___ EXTRACTED RECORDS

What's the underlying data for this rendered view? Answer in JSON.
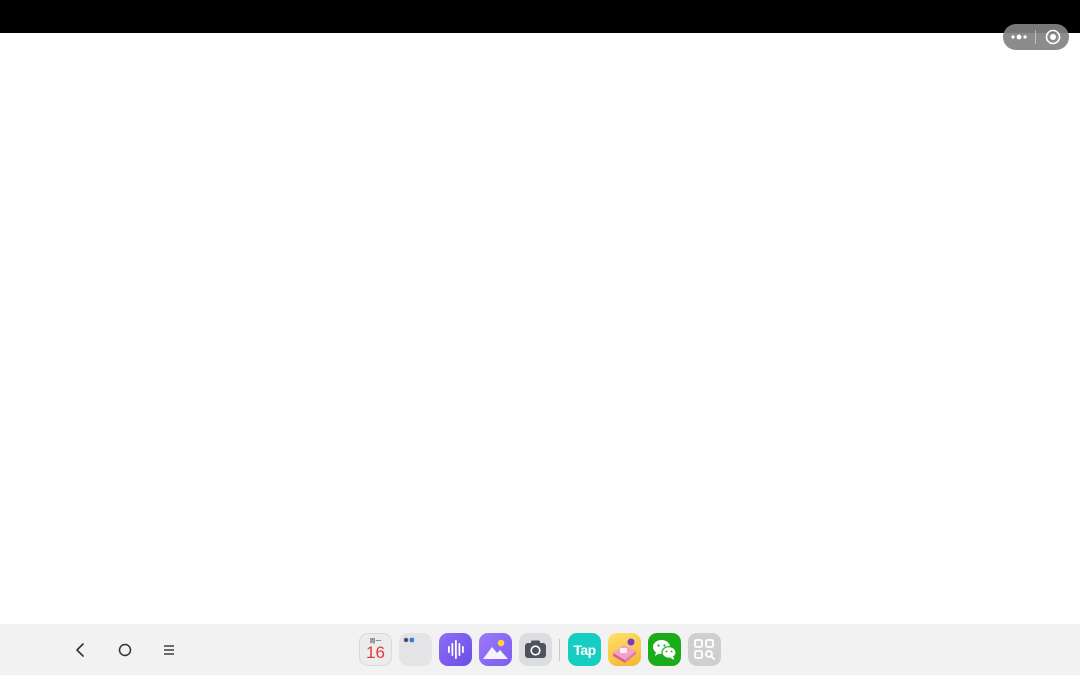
{
  "status_bar": {
    "color": "#000000"
  },
  "capsule": {
    "more_icon": "more-dots-icon",
    "close_icon": "record-circle-icon"
  },
  "navigation": {
    "back_icon": "back-chevron-icon",
    "home_icon": "home-circle-icon",
    "recents_icon": "menu-lines-icon"
  },
  "dock": {
    "apps": [
      {
        "id": "calendar",
        "icon": "calendar-icon",
        "weekday": "周一",
        "day": "16"
      },
      {
        "id": "folder",
        "icon": "folder-icon"
      },
      {
        "id": "recorder",
        "icon": "sound-wave-icon",
        "color": "#7b5cf0"
      },
      {
        "id": "gallery",
        "icon": "gallery-icon",
        "color": "#8f6af5"
      },
      {
        "id": "camera",
        "icon": "camera-icon",
        "color": "#5c6370"
      },
      {
        "id": "taptap",
        "icon": "taptap-icon",
        "label": "Tap",
        "color": "#19d3c5"
      },
      {
        "id": "game",
        "icon": "game-icon",
        "color": "#f5c842"
      },
      {
        "id": "wechat",
        "icon": "wechat-icon",
        "color": "#1aad19"
      },
      {
        "id": "app-search",
        "icon": "app-search-icon",
        "color": "#c9c9c9"
      }
    ]
  }
}
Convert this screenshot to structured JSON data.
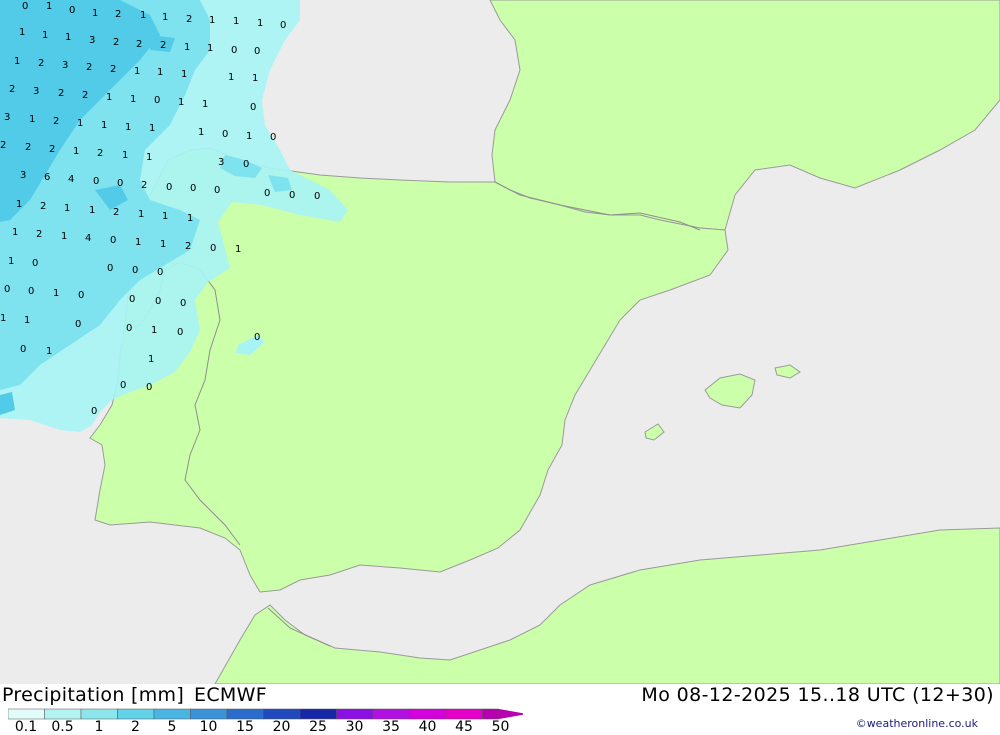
{
  "map": {
    "colors": {
      "sea": "#ececec",
      "land": "#ccffaa",
      "border": "#8f8f8f",
      "coast": "#9a9a9a"
    },
    "precip_colors": {
      "light": "#a8f4f4",
      "moderate": "#7ee3ef",
      "heavier": "#52cbe8"
    },
    "values": [
      "0",
      "1",
      "0",
      "1",
      "2",
      "1",
      "1",
      "2",
      "1",
      "1",
      "1",
      "0",
      "1",
      "1",
      "1",
      "3",
      "2",
      "2",
      "2",
      "1",
      "1",
      "0",
      "0",
      "1",
      "2",
      "3",
      "2",
      "2",
      "1",
      "1",
      "1",
      "1",
      "1",
      "2",
      "3",
      "2",
      "2",
      "1",
      "1",
      "0",
      "1",
      "1",
      "0",
      "3",
      "1",
      "2",
      "1",
      "1",
      "1",
      "1",
      "1",
      "0",
      "1",
      "0",
      "2",
      "2",
      "2",
      "1",
      "2",
      "1",
      "1",
      "3",
      "0",
      "3",
      "6",
      "4",
      "0",
      "0",
      "2",
      "0",
      "0",
      "0",
      "0",
      "0",
      "0",
      "1",
      "2",
      "1",
      "1",
      "2",
      "1",
      "1",
      "1",
      "1",
      "2",
      "1",
      "4",
      "0",
      "1",
      "1",
      "2",
      "0",
      "1",
      "1",
      "0",
      "0",
      "0",
      "0",
      "0",
      "0",
      "1",
      "0",
      "0",
      "0",
      "0",
      "1",
      "1",
      "0",
      "0",
      "1",
      "0",
      "0",
      "0",
      "1",
      "1",
      "0",
      "0",
      "0"
    ]
  },
  "footer": {
    "title": "Precipitation [mm]",
    "model": "ECMWF",
    "datetime": "Mo 08-12-2025 15..18 UTC (12+30)",
    "credit": "©weatheronline.co.uk",
    "legend": {
      "labels": [
        "0.1",
        "0.5",
        "1",
        "2",
        "5",
        "10",
        "15",
        "20",
        "25",
        "30",
        "35",
        "40",
        "45",
        "50"
      ],
      "colors": [
        "#e2fbfb",
        "#b4f2f2",
        "#8de6ec",
        "#62d2e8",
        "#4ab5e2",
        "#3a93d8",
        "#2c6ccd",
        "#2049be",
        "#1628a8",
        "#8a10e4",
        "#b010e0",
        "#d400dc",
        "#e400c8",
        "#b800b0"
      ]
    }
  }
}
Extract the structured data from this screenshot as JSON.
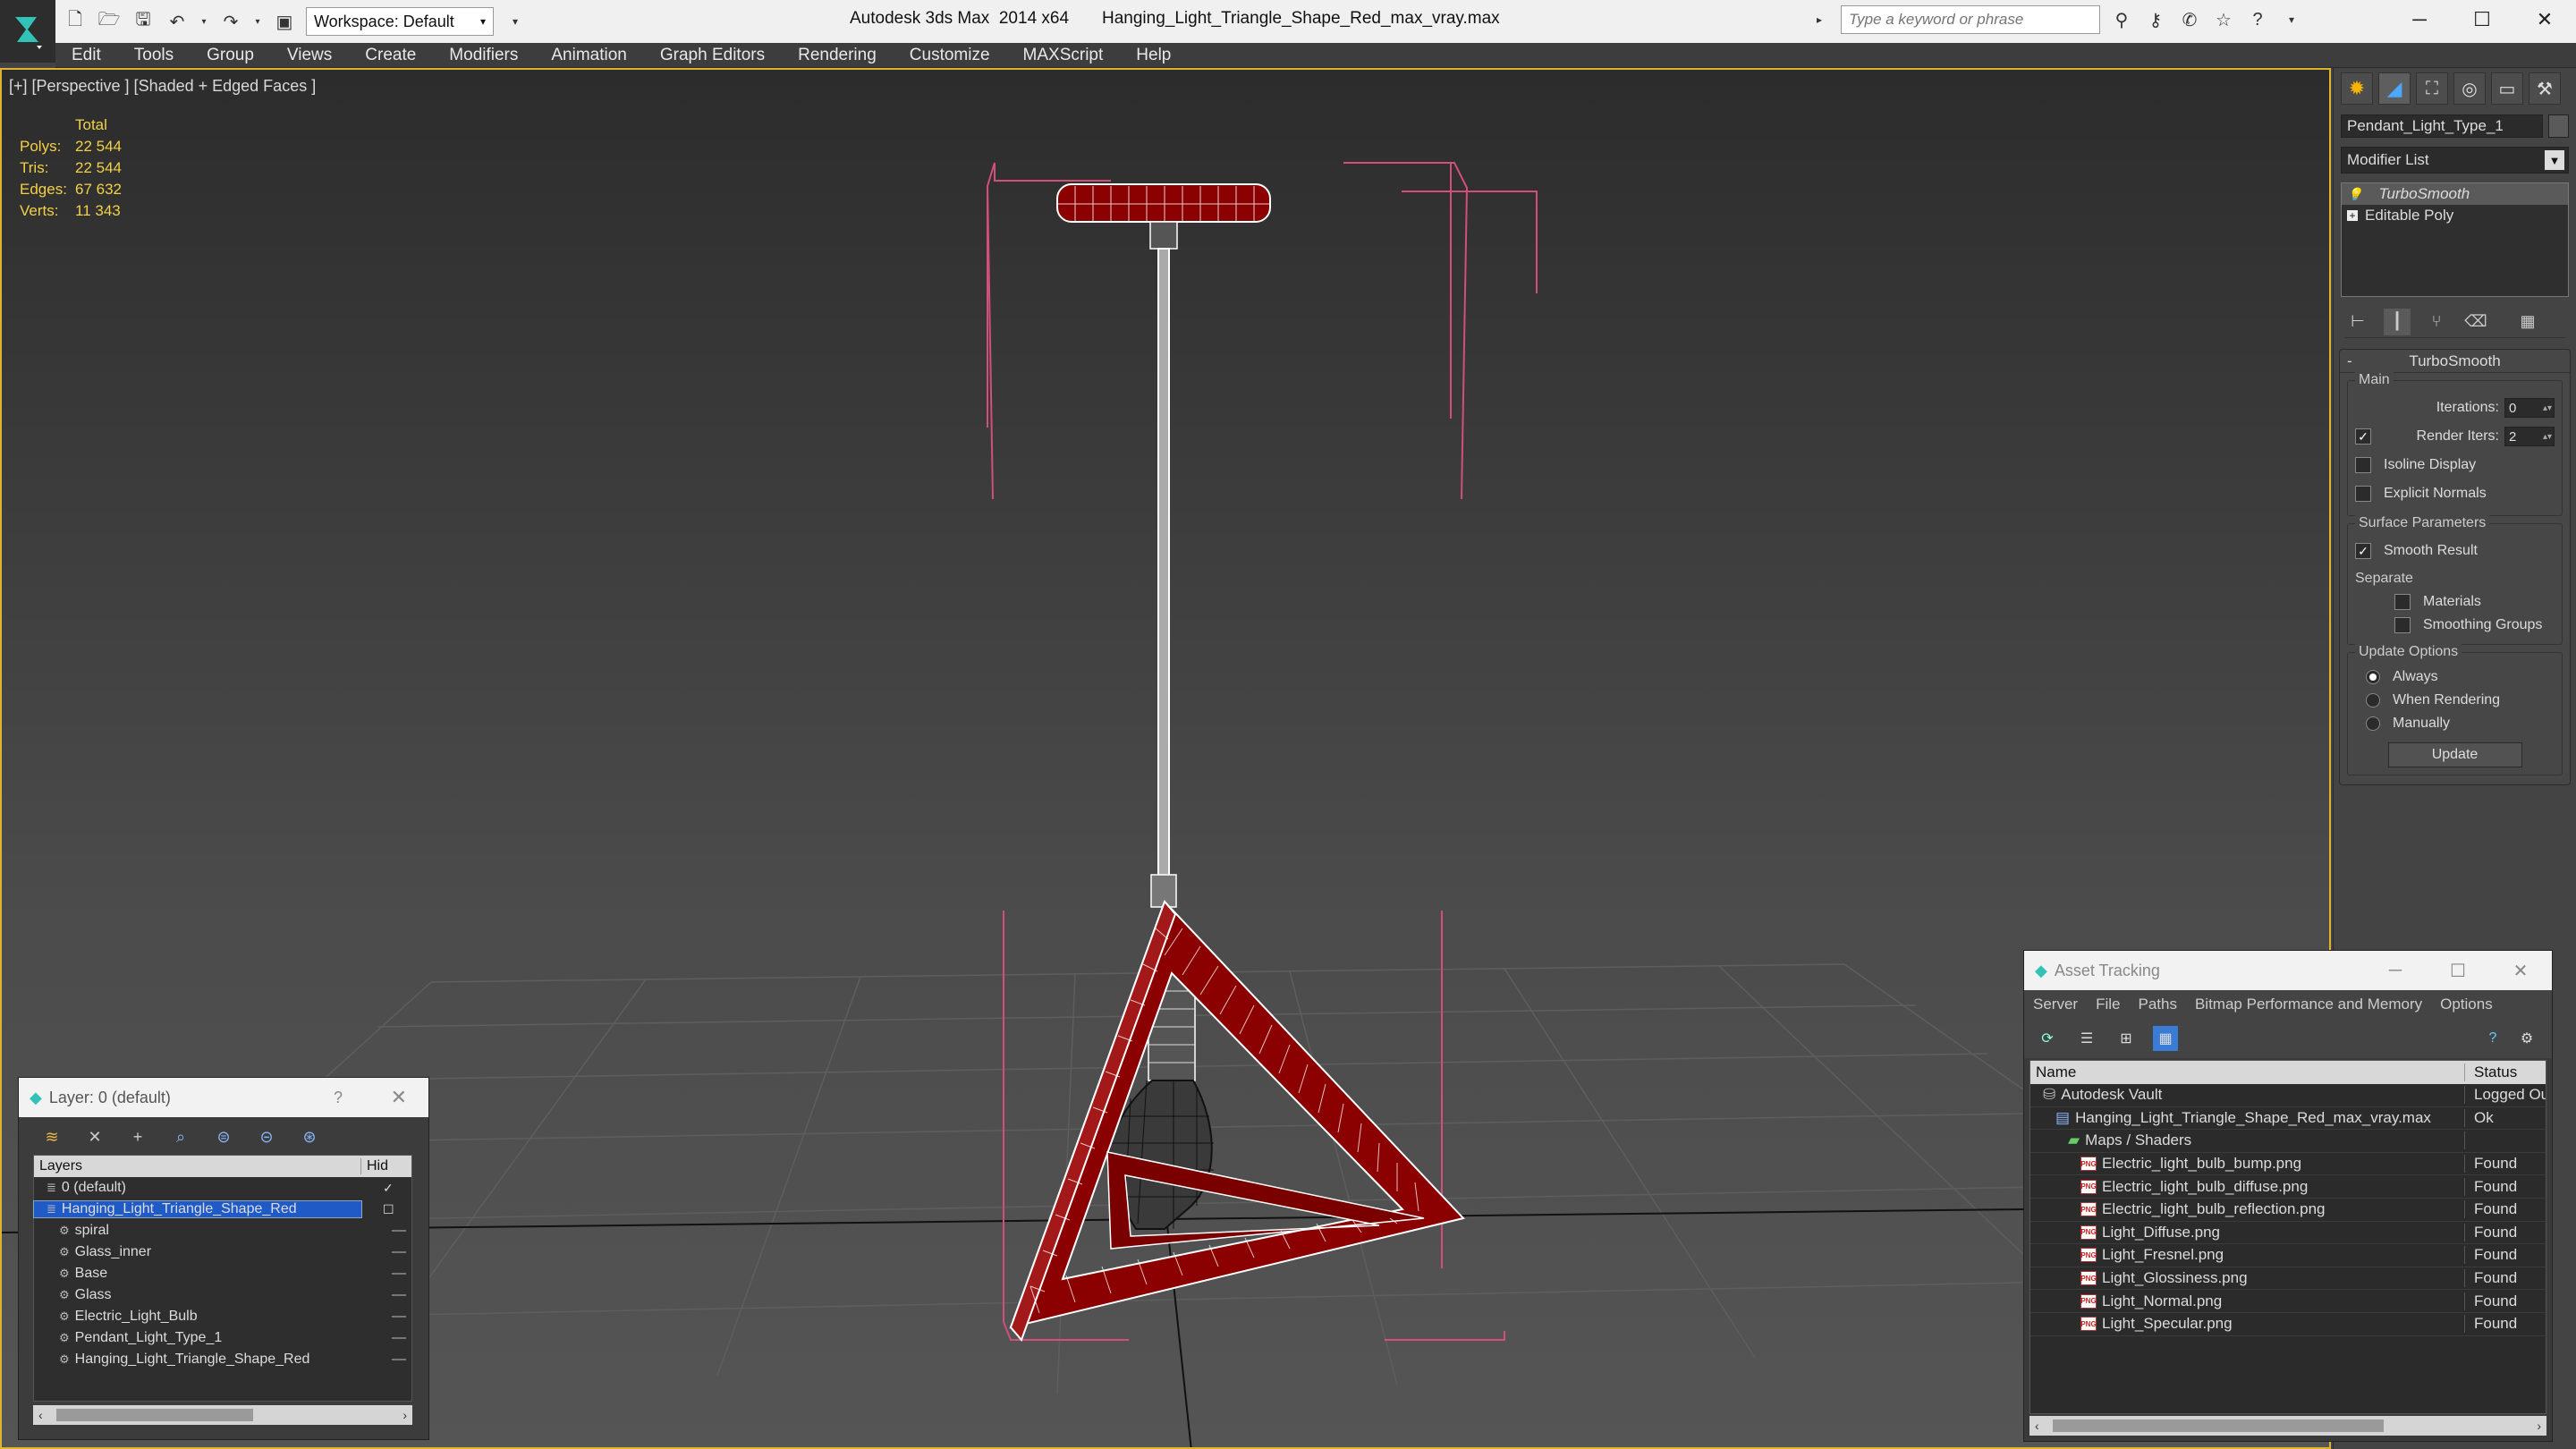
{
  "titlebar": {
    "workspace_label": "Workspace: Default",
    "app_title": "Autodesk 3ds Max  2014 x64",
    "file_title": "Hanging_Light_Triangle_Shape_Red_max_vray.max",
    "search_placeholder": "Type a keyword or phrase"
  },
  "menu": [
    "Edit",
    "Tools",
    "Group",
    "Views",
    "Create",
    "Modifiers",
    "Animation",
    "Graph Editors",
    "Rendering",
    "Customize",
    "MAXScript",
    "Help"
  ],
  "viewport": {
    "label": "[+] [Perspective ] [Shaded + Edged Faces ]",
    "stats_header": "Total",
    "stats": [
      {
        "k": "Polys:",
        "v": "22 544"
      },
      {
        "k": "Tris:",
        "v": "22 544"
      },
      {
        "k": "Edges:",
        "v": "67 632"
      },
      {
        "k": "Verts:",
        "v": "11 343"
      }
    ],
    "model_color": "#8b0000",
    "bracket_color": "#d0507a"
  },
  "command_panel": {
    "object_name": "Pendant_Light_Type_1",
    "modifier_list": "Modifier List",
    "stack": [
      "TurboSmooth",
      "Editable Poly"
    ],
    "rollout_title": "TurboSmooth",
    "main_group": "Main",
    "iterations_label": "Iterations:",
    "iterations_value": "0",
    "render_iters_label": "Render Iters:",
    "render_iters_value": "2",
    "isoline_label": "Isoline Display",
    "explicit_label": "Explicit Normals",
    "surface_group": "Surface Parameters",
    "smooth_label": "Smooth Result",
    "separate_label": "Separate",
    "materials_label": "Materials",
    "smoothing_label": "Smoothing Groups",
    "update_group": "Update Options",
    "always_label": "Always",
    "when_render_label": "When Rendering",
    "manually_label": "Manually",
    "update_button": "Update"
  },
  "asset_tracking": {
    "title": "Asset Tracking",
    "menu": [
      "Server",
      "File",
      "Paths",
      "Bitmap Performance and Memory",
      "Options"
    ],
    "col_name": "Name",
    "col_status": "Status",
    "rows": [
      {
        "name": "Autodesk Vault",
        "status": "Logged Ou",
        "indent": 1,
        "icon": "vault"
      },
      {
        "name": "Hanging_Light_Triangle_Shape_Red_max_vray.max",
        "status": "Ok",
        "indent": 2,
        "icon": "max"
      },
      {
        "name": "Maps / Shaders",
        "status": "",
        "indent": 3,
        "icon": "folder"
      },
      {
        "name": "Electric_light_bulb_bump.png",
        "status": "Found",
        "indent": 4,
        "icon": "png"
      },
      {
        "name": "Electric_light_bulb_diffuse.png",
        "status": "Found",
        "indent": 4,
        "icon": "png"
      },
      {
        "name": "Electric_light_bulb_reflection.png",
        "status": "Found",
        "indent": 4,
        "icon": "png"
      },
      {
        "name": "Light_Diffuse.png",
        "status": "Found",
        "indent": 4,
        "icon": "png"
      },
      {
        "name": "Light_Fresnel.png",
        "status": "Found",
        "indent": 4,
        "icon": "png"
      },
      {
        "name": "Light_Glossiness.png",
        "status": "Found",
        "indent": 4,
        "icon": "png"
      },
      {
        "name": "Light_Normal.png",
        "status": "Found",
        "indent": 4,
        "icon": "png"
      },
      {
        "name": "Light_Specular.png",
        "status": "Found",
        "indent": 4,
        "icon": "png"
      }
    ]
  },
  "layer_window": {
    "title": "Layer: 0 (default)",
    "help": "?",
    "col_layers": "Layers",
    "col_hide": "Hid",
    "rows": [
      {
        "name": "0 (default)",
        "indent": 1,
        "icon": "layer"
      },
      {
        "name": "Hanging_Light_Triangle_Shape_Red",
        "indent": 1,
        "icon": "layer",
        "selected": true
      },
      {
        "name": "spiral",
        "indent": 2,
        "icon": "obj"
      },
      {
        "name": "Glass_inner",
        "indent": 2,
        "icon": "obj"
      },
      {
        "name": "Base",
        "indent": 2,
        "icon": "obj"
      },
      {
        "name": "Glass",
        "indent": 2,
        "icon": "obj"
      },
      {
        "name": "Electric_Light_Bulb",
        "indent": 2,
        "icon": "obj"
      },
      {
        "name": "Pendant_Light_Type_1",
        "indent": 2,
        "icon": "obj"
      },
      {
        "name": "Hanging_Light_Triangle_Shape_Red",
        "indent": 2,
        "icon": "obj"
      }
    ]
  }
}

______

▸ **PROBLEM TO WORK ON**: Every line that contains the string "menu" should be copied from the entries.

▸ **TASK ANSWER**:
    "recents_icon": "menu-lines-icon"
  "menu": [
    "menu": [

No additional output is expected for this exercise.